IBOC=POS

The further we get into HD radio, Ibiquity‘s IBOC system, the weaker it looks.  Ibiquity has admitted that the digital signal lacks building penetration, calling indoor reception “impossible” and “non-existent” 10 miles from the transmitter site.   They have also stated the system has serious coverage problems during driving tests.

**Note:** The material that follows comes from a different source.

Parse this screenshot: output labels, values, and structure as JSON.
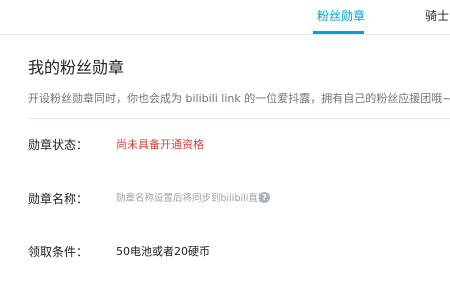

Even with the proposed power increase from -20 dB to -14 dB, a 6 dB increase (squaring the power) showed some improvement, but still had significant signal problems.

Good thing all of those early adopters plunked down $25,000.00 in licensing fees to use it.  At least it provided “High Definition” radio, right?  Well, not exactly.  The HD in HD radio really doesn’t stand for anything, so says Ibiquity, it is just two letters they picked to name the system.  As far as the improved audio quality between the analog FM signal and the HD Radio signal goes, will the average listener care?  I doubt it very much.

Well then, what, exactly do stations get for implementing HD radio?  For a cut of the action, Ibiquity will allow stations to broadcast a second channel, which, isn’t that nice, especially since Ibiquity is paying all of those FCC spectrum use fees, right?  Wrong again, the station pays those fees every year and they can get quite hefty for class B radio stations in major markets.

Then there is the complete lack of public awareness, which, in light of the above problems, might be a good thing.  To date, only one car manufacturer, BMW, has installed stock HD radios in any car models.  If one where to go to a best buy and ask for a “digital radio,” they would likely show a radio with a digital readout on the tuner.  If one were to ask for a “HD Radio” they may or may not know what you are asking for.

Ibiquity’s answer to this is “Well, you guys are radio stations, right?  You should be able to market this system yourself.”  Okay, true enough.  If station WXYZ ran a HD radio awareness campaign, where would they send the bill?  That would be fair, after all, for using the station’s inventory to promote somebody else’s product.  Would Ibiquity take some money off the substantial licensing fee for this?  Somehow, I doubt it.

AM HD radio is is even more of a mess.  On AM HD Radio stations, analog signals are limited to 5 kHz, slightly better than telephone audio.  The digital signal washes out the first two adjacent channels on either side of the assigned carrier and can only be used during the day.  To me, last time I listened to it, it sounded strident and harsh, sort of like Sirius Satellite Radio, altogether another topic.

Then, there is the FCC mandating a proprietary codec for digital broadcasting.  I am not the only one who is being rubbed the wrong way by this, others have commented on it too.

If we are serrious about adopting a digital radio format in this country, all of the above issues need to be worked out.  It is time to sit down and take a long, hard, critical look at the IBOC system and evaluate it on its merits, not its marketing.  If indeed, an IBOC system is the best way to impliment digital radio, then the kinks need to be worked out now, else it will spell the end of part 73 broadcasting.